Welcome to the world’s largest photo quotation resource. These are not tired old quotes scammed from online sources and passed around like stale donuts at a committee meeting. This photo quote collection is the uniquely flavored creation of a single intelligence, not a group effort or a corporate product.


You’ll find thousands of fresh quotes on photography, with more added constantly. They’re hand-selected to inform, confound, and provoke. Browse photo quotes by author, of course, but you can also engage with the quotations by subject. In fact, the photo quotes are available in three clusters of subjects—Themes, Oppositions, and On Photography.  Plunge in. Get smart. Be challenged. Cause trouble.  —Quoteman
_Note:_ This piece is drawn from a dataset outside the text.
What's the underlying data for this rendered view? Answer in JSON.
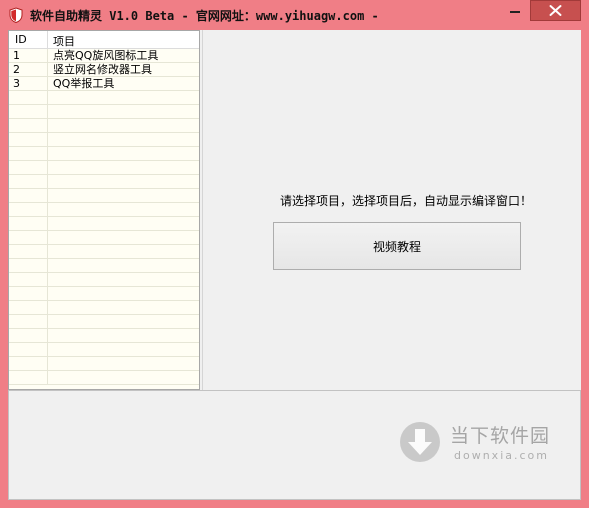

Siegfried Kracauer
[Media critic and sociologist, b. 1889, Frankfurt, Germany, d. 1966, New York.]

 The question is whether the image decisively catches reality. (1930) 
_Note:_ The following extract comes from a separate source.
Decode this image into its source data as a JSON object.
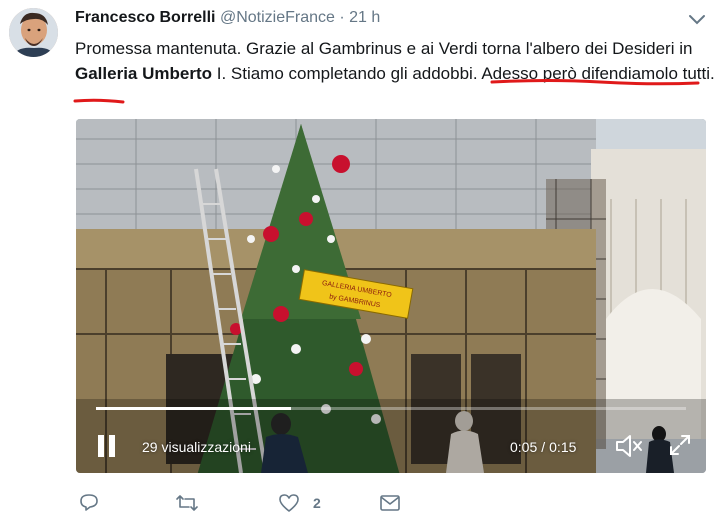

Margaret Bourke-White
[Photographer, b. 1904, New York, d. 1971, Darien, Connecticut.]

 The element of discovery is very important. I don’t repeat myself well. I want and need that stimulus of walking forward from one new world to another. 

Italo Calvino
[Writer, b. 1923, Santiago de la Vegas, Cuba, d. 1985, Siena, Italy.]

 Whatever person you decide to photograph, or whatever thing, you must go on photographing it always, exclusively, at every hour of the day and night. 

W. Eugene Smith
[Photographer, b. 1918, Wichita, Kansas, d. 1978, Tucson, Arizona.]

 What use is having a great depth of field, if there is not an adequate depth of feeling? 

Pieter Hugo
[Photographer, b. 1976, Johannesburg, South Africa, lives in Cape Town.]

 One of the things intrinsic to the medium of photography is that it’s inherently voyeuristic, and that’s what gives the medium a lot of energy. But it also creates problems that you have to solve. 

Daido Moriyama
[Photographer, b. 1938, Ikeda-cho, Osaka, Japan, lives in Tokyo.]

 Until a few years ago, I was able to stave off an awareness that there is not an ounce of beauty in the world, and that humanity is a thing of extreme hideousness. So I could shoot and believe in something. (1972) 

Larry Fink
[Photographer, b. 1941, Brooklyn, New York, lives in Martins Creek, Pennsylvania.]

 [Photography is] the idea of the transformative merger between you and the person you are seeing, that you somehow try to enter their form, their skin, their mass, their muscle, and potentially, possibly, their soul. 

Richard Avedon
[Photographer, b. 1923, New York, d. 2004, San Antonio, Texas.]

 Nothing about [Diane Arbus’s] life, her photographs, or her death was accidental or ordinary. They were mysterious and decisive and unimaginable, except to her. Which is the way it is with genius.